Why can I not get Gun Tests magazines sent to Australia?
— Karizmahpalominos

A better choice would be to get the $24/year digital version — a lot less expensive, and no delivery delays. Everybody knew there was a digital-only subscription available now, right? No renewal notices, no torn issues. Also, I’m currently testing a tagged PDF version for digital subscribers that will have clickable links built in. — tw

Re “AK-47s: Fixed-Stock
Romanian Versus Folding-Stock
Yugoslav,” December 2011

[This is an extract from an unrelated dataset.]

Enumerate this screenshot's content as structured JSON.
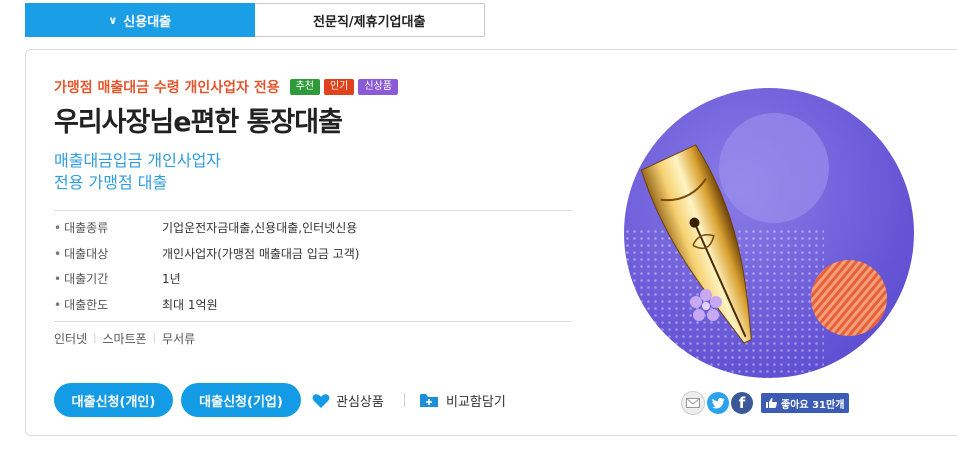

I am writing to help you clarify some data regarding your comparisons between the “Yugoslavian AK-47 M70 versus Romanian WASR” in the 2014 Buyers Guide. It states that the M70 was manufactured at the Zastava Arsenal in Kragujevac, Yugoslavia. However, according to the picture, that rifle was a current-production PAPM70, and not the pre-ban M90. The PAPM70 was, and is, manufactured in Serbia, due to the fact that Yugoslavia has not been a country since 1992. Although it is very similar to the M90, the M70 has slightly thicker receiver and a cold-hammer-forged barrel and not the standard button-rifled one of the older M90. Also, the pistol grips are different.

As for your comment on the AK slant brake and why it was not timed correctly, all original AK-47 designs had a brake that was slightly timed left or right, but never directly at 12 o’clock. This was due to the effect that full-auto fire has on the rifle and made the rifle stay planted firmly in the palm of the forward hand. For example, a right-handed shooter would have the brake timed at the 2 o’clock position while sighting down the rifle, so that the muzzle blast would direct the muzzle down and slightly left. This would keep the rifle more controllable in the full-auto-fire mode.

In addition, the button on the dust cover was conceived by Zastava (the only AK-47 that has it), so that the rifle was easier to put back together in cold weather wearing gloves (it gets cold in Serbia!) This function allowed soldiers to rest the dust cover on the recoil guide rod, then just push the button to release it fully back, hence locking the dust cover on and not pinching a piece of glove in the dust cover (very little known fact). Keep up the good work, appreciate the magazine!
— William T. Finn President, Finn Defense

Re “Hot-Weather Carry: Talon
IWB, Ted Blocker S18 Are Best
Buys,” August 2014

The review of concealed-carry holsters was interesting, but for me had a glaring omission of one complete category of concealed-carry options — ankle holsters. Inside-the-pant and outside-the-pant holsters require new pants or shirts.

To ankle-carry, I just wear black or dark socks and hiker shoes with long pants. The holster rides down against the top of the hikers boots where it is still completely covered by the pants cuff. Accessible and completely concealed.— Reg

Thanks for the idea. — twGT